- [EXERCISE INSTRUCTIONS]:
Collect each line of the records containing the string "Single".

START RECORDS PROVIDED

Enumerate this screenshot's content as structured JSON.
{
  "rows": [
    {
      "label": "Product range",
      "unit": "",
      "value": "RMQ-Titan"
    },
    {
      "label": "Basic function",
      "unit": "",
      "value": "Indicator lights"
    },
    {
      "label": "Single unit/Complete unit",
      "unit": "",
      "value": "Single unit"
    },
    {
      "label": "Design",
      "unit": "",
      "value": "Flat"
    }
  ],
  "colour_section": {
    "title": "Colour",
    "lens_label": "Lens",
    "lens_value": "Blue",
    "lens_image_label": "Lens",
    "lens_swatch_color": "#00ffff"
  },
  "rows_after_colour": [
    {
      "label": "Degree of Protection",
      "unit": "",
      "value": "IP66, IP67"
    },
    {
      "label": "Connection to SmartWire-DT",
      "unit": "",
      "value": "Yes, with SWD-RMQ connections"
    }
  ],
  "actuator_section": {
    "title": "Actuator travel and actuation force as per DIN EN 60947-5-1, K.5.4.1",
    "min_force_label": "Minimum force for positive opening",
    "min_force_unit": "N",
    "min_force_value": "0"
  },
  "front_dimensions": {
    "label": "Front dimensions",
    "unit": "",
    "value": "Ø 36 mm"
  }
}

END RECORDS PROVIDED

- [EXERCISE RESPONSE]:
      "label": "Single unit/Complete unit",
      "value": "Single unit"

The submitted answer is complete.